You make art by blowing things up: why do it that way?
I use gunpowder – it is the uncontrollability and spontaneity that builds anxiety and expectation. I find this quality alluring, and the transformation of energy in gunpowder, the beauty and effect it creates, cannot be replaced.
You grew up with more traditional art forms. How did you get started with it all?
I was born in 1957 in Quanzhou City, Fujian Province, China. My father was a painter, and I grew up surrounded by his work. He used to draw small landscapes on the back of matchboxes with a fountain pen and say, ‘This is our homeland.’ On the matchbox, there would always be an overwhelming landscape that included waterfalls, pine trees, rolling mountains and a vast ocean, but I learned later that our ‘homeland’ where my grandfather lived was really just a small bay – only a few sailboats and a small mound.
You started in a very tumultuous political climate: did that influence your art?
In elementary school, I used to make Communist propaganda paintings on our school’s notice board. I once drew a portrait of Chairman Mao that I thought was quite lifelike. When I showed my father, he said I should not show the work at school, for fear that I may be arrested because my work was not as true to Chairman Mao’s face as I thought.
Growing up, I intentionally steered clear of ink painting and calligraphy, the traditional arts that my father practised. I tried to find my own voice as a contemporary artist through oil paintings, watercolour and sculpture. Yet one day – it’s hard to say when – I realised the matchbox drawings my father made had left an indelible mark on me. They taught me that art is about drawing the world that lives in your consciousness; whatever your hands touch can be turned into art.
What subjects do you focus on?
This is constantly evolving. For this exhibition I was inspired by the ocean and the Arabian Gulf, which is almost a gateway to the rest of the world, and which connects Qatar with my hometown of Quanzhou, China. When I saw the ancient rock carvings in Doha, I saw these traces relating to the theme of travel, boats or maritime journeys. These traces that originate from what feels like the beginning of time – they reminded me of the Islamic inscriptions I saw on the Muslim tombstones of Quanzhou that date back 1,000 years ago. Essentially the exhibition for Mathaf has been a way for me to contemplate my relationship with Arab culture.

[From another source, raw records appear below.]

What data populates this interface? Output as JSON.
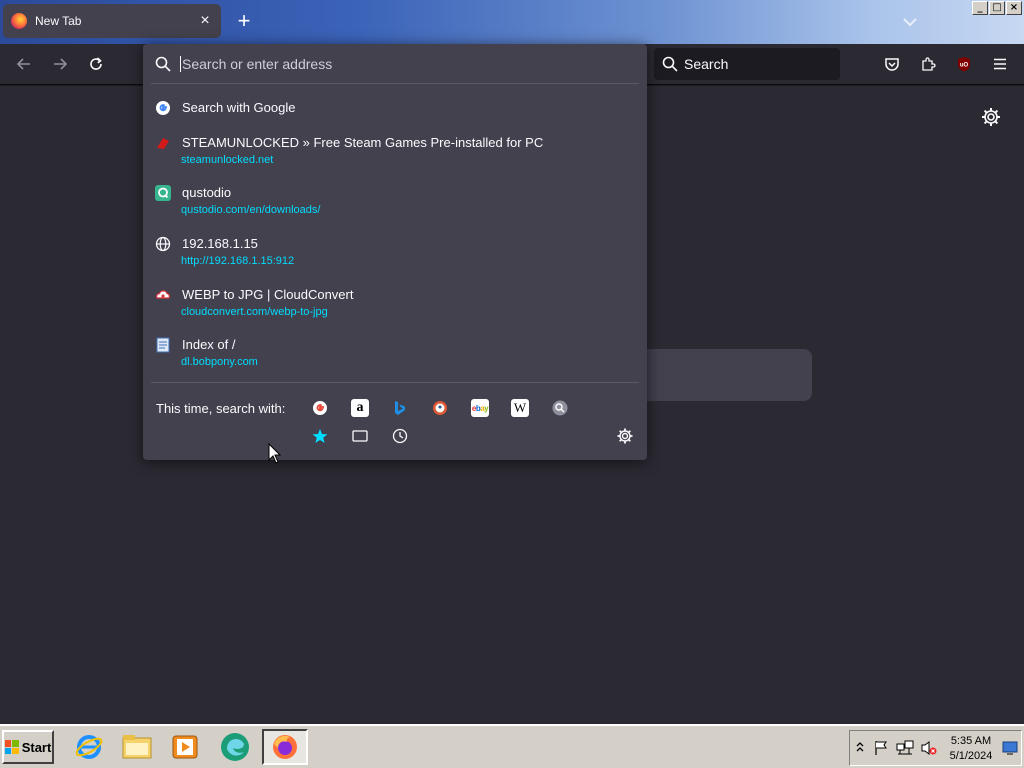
{
  "tab": {
    "title": "New Tab",
    "close_glyph": "×"
  },
  "new_tab_glyph": "+",
  "window_controls": [
    "_",
    "□",
    "×"
  ],
  "toolbar": {
    "search_placeholder": "Search"
  },
  "urlbar": {
    "placeholder": "Search or enter address",
    "results": [
      {
        "title": "Search with Google",
        "url": "",
        "icon": "google-icon"
      },
      {
        "title": "STEAMUNLOCKED » Free Steam Games Pre-installed for PC",
        "url": "steamunlocked.net",
        "icon": "steamunlocked-icon"
      },
      {
        "title": "qustodio",
        "url": "qustodio.com/en/downloads/",
        "icon": "qustodio-icon"
      },
      {
        "title": "192.168.1.15",
        "url": "http://192.168.1.15:912",
        "icon": "globe-icon"
      },
      {
        "title": "WEBP to JPG | CloudConvert",
        "url": "cloudconvert.com/webp-to-jpg",
        "icon": "cloudconvert-icon"
      },
      {
        "title": "Index of /",
        "url": "dl.bobpony.com",
        "icon": "document-icon"
      }
    ],
    "one_time_label": "This time, search with:",
    "engines": [
      "google",
      "amazon",
      "bing",
      "duckduckgo",
      "ebay",
      "wikipedia",
      "search"
    ],
    "local_sources": [
      "bookmarks",
      "tabs",
      "history"
    ]
  },
  "taskbar": {
    "start_label": "Start",
    "apps": [
      "internet-explorer",
      "file-explorer",
      "media-player",
      "edge",
      "firefox"
    ],
    "clock_time": "5:35 AM",
    "clock_date": "5/1/2024"
  },
  "colors": {
    "accent": "#00ddff",
    "panel": "#42414d",
    "toolbar": "#2b2a33"
  }
}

Growing up in Quanzhou, I saw evidence of Islamic and Muslim heritage constantly. I was always aware that my hometown was different from other Chinese cities – that it had a maritime history with a strong Islamic influence, evidenced in the architecture and a large population descendent from Islamic settlers. I remember the Great Mosque was one of the largest buildings in the city, dating back to the Song Dynasty in the 11th century.
What are your impressions of Qatar so far?
When I went to Qatar, I saw the land was very arid, that the living conditions would have had been very, very harsh and yet these people who migrated to China – to Quanzhou where the landscape is very different, very lush, where they lived for generations and generations – they were still in their hearts thinking of their native land. I can relate to this as I have also lived in the States and Japan, but on spiritual level I still have great nostalgia for my homeland.
So is there an Arab connection in your art?
Thematically, for the Gunpowder Drawings in Doha I am in part inspired by miniature paintings and Islamic decorative materials like local textiles and embroidery. But it is about a dialogue of materials, for example I am using porcelain for one of the works, because it was one of the most traded materials on the Silk Road. However, on an even more direct level, the creative process and the outcome for all the artworks are very tightly interlinked with the culture and the people.
What keeps you going?
As a person, I’m quite conservative. Making art opens me up, and art is a channel that enables me to converse with others and the world. Art also allows me to make friends and give back to society. It is fun and keeps me happy. Outside of art, I’m useless at everything else.
Why do this kind of art, though?
In this day and age where global politics, economics and culture are so complex, to do this project so carefully and passionately is for me very exciting. The works themselves convey the message. They represent the millennial journey from my hometown. Through the creation of the newly commissioned works in Doha, my dialogue with the local community and culture, I am hoping this exhibition will inspire younger artists to see how traditional mediums and cultural iconography can be transformed into contemporary art.
The workshop is free and open from Oct 22-25 9am-6pm, Oct 26 9am-1pm, at Al Riwaq, the exhibition hall next to the Museum of Islamic Art. A unique work will be produced at the end of each day, to be featured in the exhibition ‘Cai Guo-Qiang: Saraab’, from Dec 5 at Mathaf. Volunteers for assisting the artist must be 16 or over and non-smokers, with an application deadline of Oct 16. For more info, email firstname.lastname@example.org.